thumbnailFigure 1. "Bump" attractor network model receiving input encoding the direction '315°' (green neuron), with fully interconnected populations of layer 2/3 pyramidal neurons and GABAergic interneurons. Neurons are arranged in direction-selective columns. Directionally-tuned input arrives along afferent collaterals (black arrows). Excitatory connections project preferentially to cells in similarly tuned columns (weighting in inset, upper right).

By defining a stability manifold, we demonstrate how stability and robustness can be quantified as a function of biologically relevant perturbations to single cell morphology and network parameters.

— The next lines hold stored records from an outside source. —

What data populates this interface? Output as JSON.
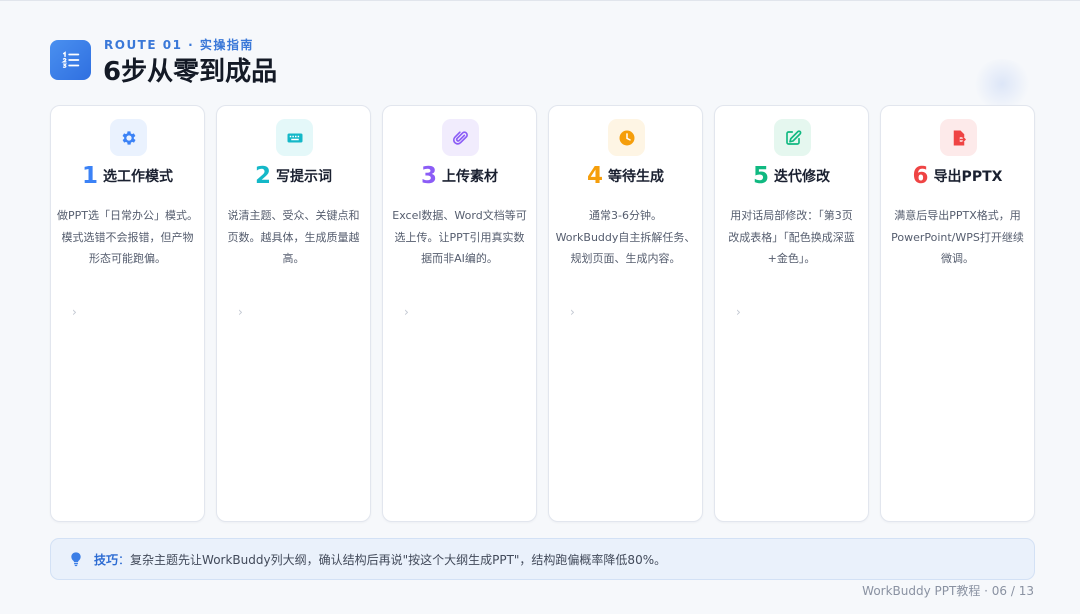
{
  "header": {
    "kicker": "ROUTE 01 · 实操指南",
    "title": "6步从零到成品"
  },
  "steps": [
    {
      "number": "1",
      "title": "选工作模式",
      "icon": "gear-icon",
      "color": "#3b82f6",
      "tint": "#eaf2fe",
      "lines": [
        "做PPT选「日常办公」模式。",
        "模式选错不会报错，但产物",
        "形态可能跑偏。"
      ]
    },
    {
      "number": "2",
      "title": "写提示词",
      "icon": "keyboard-icon",
      "color": "#14b8c8",
      "tint": "#e4f8f9",
      "lines": [
        "说清主题、受众、关键点和",
        "页数。越具体，生成质量越",
        "高。"
      ]
    },
    {
      "number": "3",
      "title": "上传素材",
      "icon": "paperclip-icon",
      "color": "#8b5cf6",
      "tint": "#f1ecfd",
      "lines": [
        "Excel数据、Word文档等可",
        "选上传。让PPT引用真实数",
        "据而非AI编的。"
      ]
    },
    {
      "number": "4",
      "title": "等待生成",
      "icon": "clock-icon",
      "color": "#f59e0b",
      "tint": "#fef5e4",
      "lines": [
        "通常3-6分钟。",
        "WorkBuddy自主拆解任务、",
        "规划页面、生成内容。"
      ]
    },
    {
      "number": "5",
      "title": "迭代修改",
      "icon": "edit-icon",
      "color": "#10b981",
      "tint": "#e5f7ef",
      "lines": [
        "用对话局部修改：「第3页",
        "改成表格」「配色换成深蓝",
        "+金色」。"
      ]
    },
    {
      "number": "6",
      "title": "导出PPTX",
      "icon": "file-export-icon",
      "color": "#ef4444",
      "tint": "#fdeaea",
      "lines": [
        "满意后导出PPTX格式，用",
        "PowerPoint/WPS打开继续",
        "微调。"
      ]
    }
  ],
  "chevron": "›",
  "tip": {
    "label": "技巧",
    "separator": "：",
    "text": "复杂主题先让WorkBuddy列大纲，确认结构后再说\"按这个大纲生成PPT\"，结构跑偏概率降低80%。"
  },
  "footer": {
    "text": "WorkBuddy PPT教程 · 06 / 13"
  }
}
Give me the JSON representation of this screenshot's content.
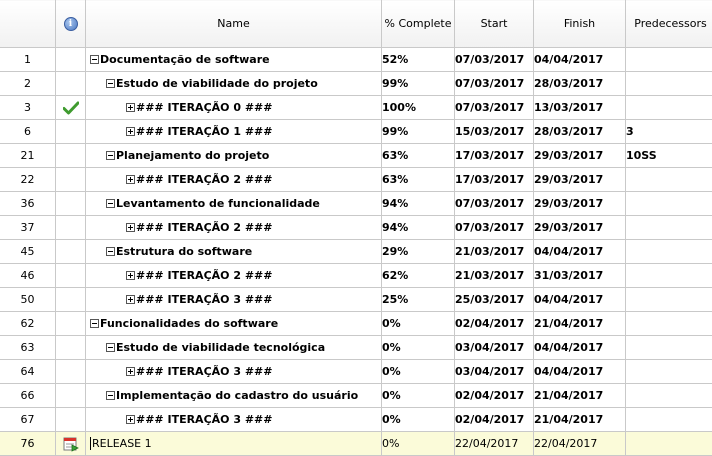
{
  "columns": {
    "id": "",
    "info_icon": "info-icon",
    "name": "Name",
    "complete": "% Complete",
    "start": "Start",
    "finish": "Finish",
    "predecessors": "Predecessors"
  },
  "rows": [
    {
      "id": "1",
      "level": 0,
      "toggle": "minus",
      "name": "Documentação de software",
      "complete": "52%",
      "start": "07/03/2017",
      "finish": "04/04/2017",
      "pred": ""
    },
    {
      "id": "2",
      "level": 1,
      "toggle": "minus",
      "name": "Estudo de viabilidade do projeto",
      "complete": "99%",
      "start": "07/03/2017",
      "finish": "28/03/2017",
      "pred": ""
    },
    {
      "id": "3",
      "level": 2,
      "toggle": "plus",
      "name": "### ITERAÇÃO 0 ###",
      "complete": "100%",
      "start": "07/03/2017",
      "finish": "13/03/2017",
      "pred": "",
      "icon": "check-icon"
    },
    {
      "id": "6",
      "level": 2,
      "toggle": "plus",
      "name": "### ITERAÇÃO 1 ###",
      "complete": "99%",
      "start": "15/03/2017",
      "finish": "28/03/2017",
      "pred": "3"
    },
    {
      "id": "21",
      "level": 1,
      "toggle": "minus",
      "name": "Planejamento do projeto",
      "complete": "63%",
      "start": "17/03/2017",
      "finish": "29/03/2017",
      "pred": "10SS"
    },
    {
      "id": "22",
      "level": 2,
      "toggle": "plus",
      "name": "### ITERAÇÃO 2 ###",
      "complete": "63%",
      "start": "17/03/2017",
      "finish": "29/03/2017",
      "pred": ""
    },
    {
      "id": "36",
      "level": 1,
      "toggle": "minus",
      "name": "Levantamento de funcionalidade",
      "complete": "94%",
      "start": "07/03/2017",
      "finish": "29/03/2017",
      "pred": ""
    },
    {
      "id": "37",
      "level": 2,
      "toggle": "plus",
      "name": "### ITERAÇÃO 2 ###",
      "complete": "94%",
      "start": "07/03/2017",
      "finish": "29/03/2017",
      "pred": ""
    },
    {
      "id": "45",
      "level": 1,
      "toggle": "minus",
      "name": "Estrutura do software",
      "complete": "29%",
      "start": "21/03/2017",
      "finish": "04/04/2017",
      "pred": ""
    },
    {
      "id": "46",
      "level": 2,
      "toggle": "plus",
      "name": "### ITERAÇÃO 2 ###",
      "complete": "62%",
      "start": "21/03/2017",
      "finish": "31/03/2017",
      "pred": ""
    },
    {
      "id": "50",
      "level": 2,
      "toggle": "plus",
      "name": "### ITERAÇÃO 3 ###",
      "complete": "25%",
      "start": "25/03/2017",
      "finish": "04/04/2017",
      "pred": ""
    },
    {
      "id": "62",
      "level": 0,
      "toggle": "minus",
      "name": "Funcionalidades do software",
      "complete": "0%",
      "start": "02/04/2017",
      "finish": "21/04/2017",
      "pred": ""
    },
    {
      "id": "63",
      "level": 1,
      "toggle": "minus",
      "name": "Estudo de viabilidade tecnológica",
      "complete": "0%",
      "start": "03/04/2017",
      "finish": "04/04/2017",
      "pred": ""
    },
    {
      "id": "64",
      "level": 2,
      "toggle": "plus",
      "name": "### ITERAÇÃO 3 ###",
      "complete": "0%",
      "start": "03/04/2017",
      "finish": "04/04/2017",
      "pred": ""
    },
    {
      "id": "66",
      "level": 1,
      "toggle": "minus",
      "name": "Implementação do cadastro do usuário",
      "complete": "0%",
      "start": "02/04/2017",
      "finish": "21/04/2017",
      "pred": ""
    },
    {
      "id": "67",
      "level": 2,
      "toggle": "plus",
      "name": "### ITERAÇÃO 3 ###",
      "complete": "0%",
      "start": "02/04/2017",
      "finish": "21/04/2017",
      "pred": ""
    },
    {
      "id": "76",
      "level": 0,
      "toggle": "",
      "name": "RELEASE 1",
      "complete": "0%",
      "start": "22/04/2017",
      "finish": "22/04/2017",
      "pred": "",
      "icon": "milestone-calendar-icon",
      "selected": true
    }
  ]
}
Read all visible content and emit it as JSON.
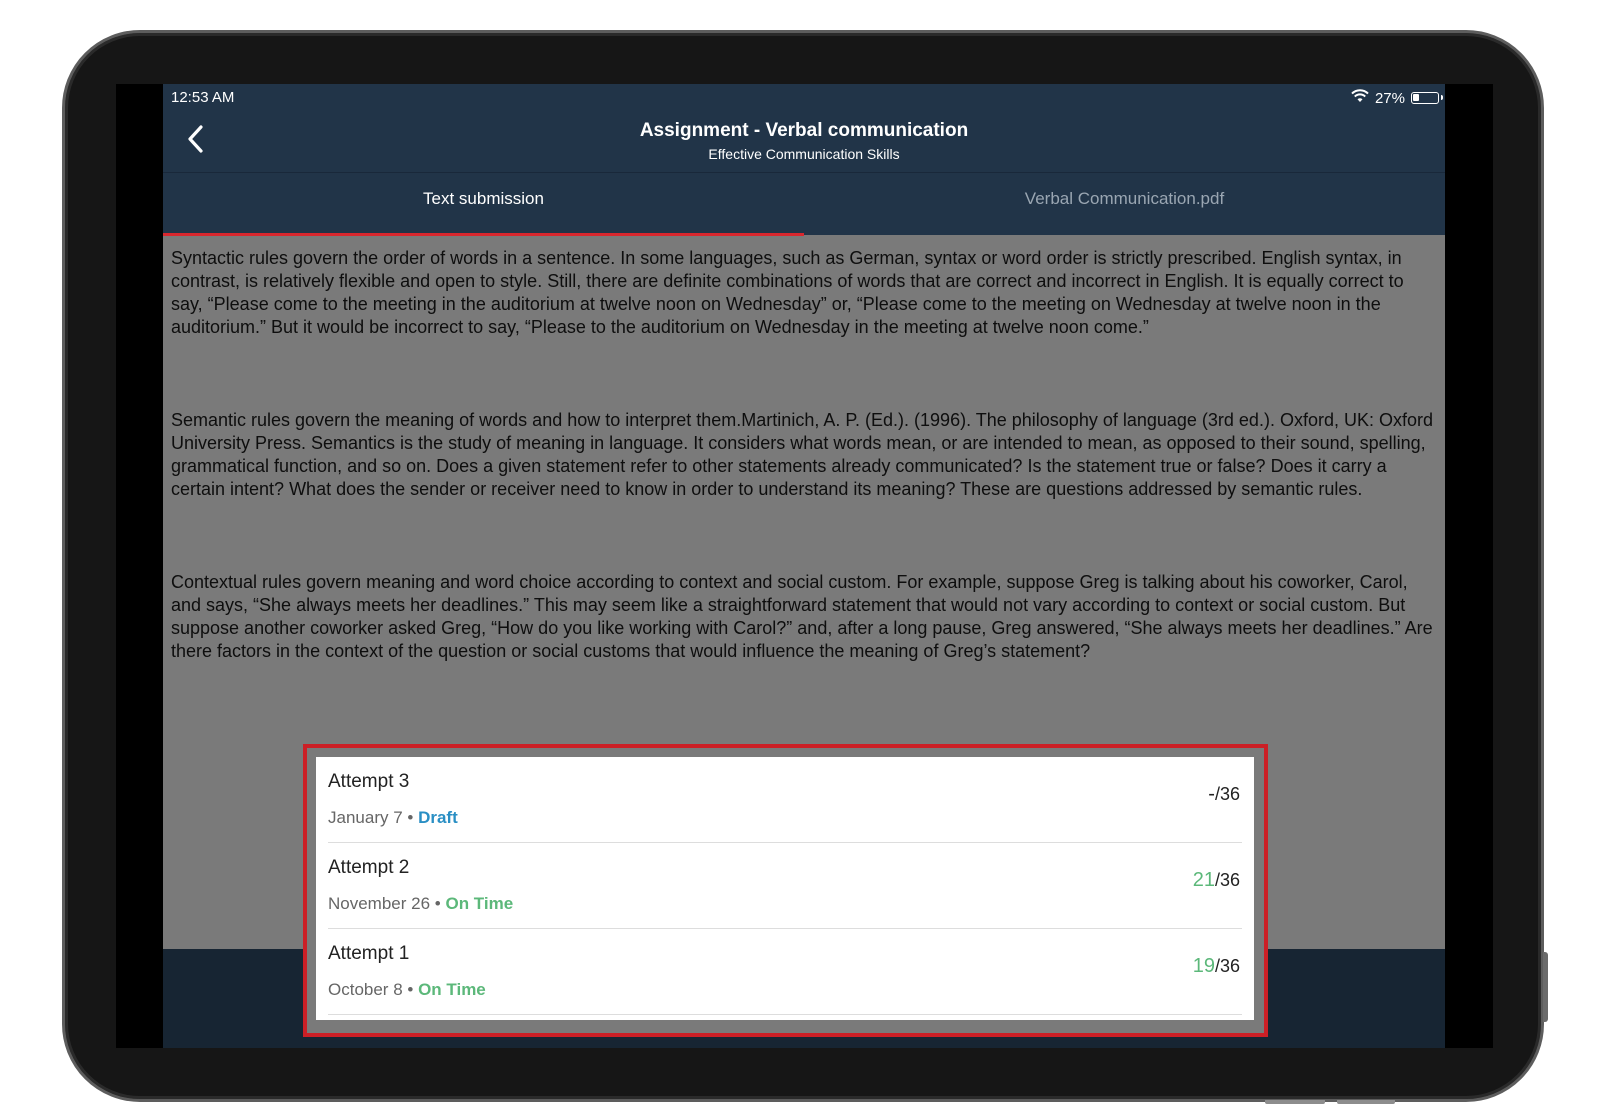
{
  "status_bar": {
    "time": "12:53 AM",
    "battery": "27%",
    "battery_level": 0.27
  },
  "header": {
    "title": "Assignment - Verbal communication",
    "subtitle": "Effective Communication Skills",
    "back_icon": "chevron-left-icon"
  },
  "tabs": [
    {
      "label": "Text submission",
      "active": true
    },
    {
      "label": "Verbal Communication.pdf",
      "active": false
    }
  ],
  "content": {
    "paragraphs": [
      "Syntactic rules govern the order of words in a sentence. In some languages, such as German, syntax or word order is strictly prescribed. English syntax, in contrast, is relatively flexible and open to style. Still, there are definite combinations of words that are correct and incorrect in English. It is equally correct to say, “Please come to the meeting in the auditorium at twelve noon on Wednesday” or, “Please come to the meeting on Wednesday at twelve noon in the auditorium.” But it would be incorrect to say, “Please to the auditorium on Wednesday in the meeting at twelve noon come.”",
      "Semantic rules govern the meaning of words and how to interpret them.Martinich, A. P. (Ed.). (1996). The philosophy of language (3rd ed.). Oxford, UK: Oxford University Press. Semantics is the study of meaning in language. It considers what words mean, or are intended to mean, as opposed to their sound, spelling, grammatical function, and so on. Does a given statement refer to other statements already communicated? Is the statement true or false? Does it carry a certain intent? What does the sender or receiver need to know in order to understand its meaning? These are questions addressed by semantic rules.",
      "Contextual rules govern meaning and word choice according to context and social custom. For example, suppose Greg is talking about his coworker, Carol, and says, “She always meets her deadlines.” This may seem like a straightforward statement that would not vary according to context or social custom. But suppose another coworker asked Greg, “How do you like working with Carol?” and, after a long pause, Greg answered, “She always meets her deadlines.” Are there factors in the context of the question or social customs that would influence the meaning of Greg’s statement?"
    ]
  },
  "attempts": [
    {
      "title": "Attempt 3",
      "date": "January 7",
      "separator": " • ",
      "status": "Draft",
      "score": "-",
      "total": "/36"
    },
    {
      "title": "Attempt 2",
      "date": "November 26",
      "separator": " • ",
      "status": "On Time",
      "score": "21",
      "total": "/36"
    },
    {
      "title": "Attempt 1",
      "date": "October 8",
      "separator": " • ",
      "status": "On Time",
      "score": "19",
      "total": "/36"
    }
  ],
  "colors": {
    "header_bg": "#213448",
    "tab_indicator": "#d9272e",
    "highlight_border": "#cc1f26",
    "draft": "#2a8fc4",
    "on_time": "#5cb87a",
    "score_green": "#5cb87a"
  }
}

This provides a novel technique for evaluating the functional significance of local morphological changes, caused by age, disease or injury, upon cognition at the organism scale.

Acknowledgements

Supported by NIH grants MH071818, DC05669, AG02219, AG05138.

References

  1. Gallagher M, Rapp PR: The use of animal models to study the effects of aging on cognition.

    Annu Rev Psychol 1997, 48:339-70. PubMed Abstract | Publisher Full Text OpenURL

  2. O'Donnell KA, Rapp PR, Hof PR: Preservation of prefrontal cortical volume in behaviorally characterized aged macaque monkeys.

    Exp Neurol 1999, 160:300-310. PubMed Abstract | Publisher Full Text OpenURL

  3. Tegnér J, Compte A, Wang X-J: The dynamical stability of reverberatory neural circuits.

    Biol Cybern 2002, 87:471-481. PubMed Abstract | Publisher Full Text OpenURL

  4. Traub RD, Contreras D, Cunningham MO, Murray H, LeBeau FEN, Roopun A, Bibbig A, Wilent WB, Higley MJ, Whittington MA: Single-column thalamocortical network model exhibiting gamma oscillations, sleep spindles, and epileptogenic bursts.

    J Neurophysiol 2005, 93:2194-2232. PubMed Abstract | Publisher Full Text OpenURL

  5. Kabaso D, Nilson J, Luebke JI, Hof PR, Wearne SL: Electrotonic analysis of morphologic contributions to increased excitability with aging in neurons of the prefrontal cortex of monkeys. In Program number 237.10. 2006 Abstract Viewer and Itinerary Planner. Washington, DC: Society for Neuroscience; 2006. OpenURL

  6. Coskren PJ, Hof PR, Wearne SL: Stability and robustness in an attractor network are influenced by degree of morphology reduction.

    Poster S.97, CNS* 2006. OpenURL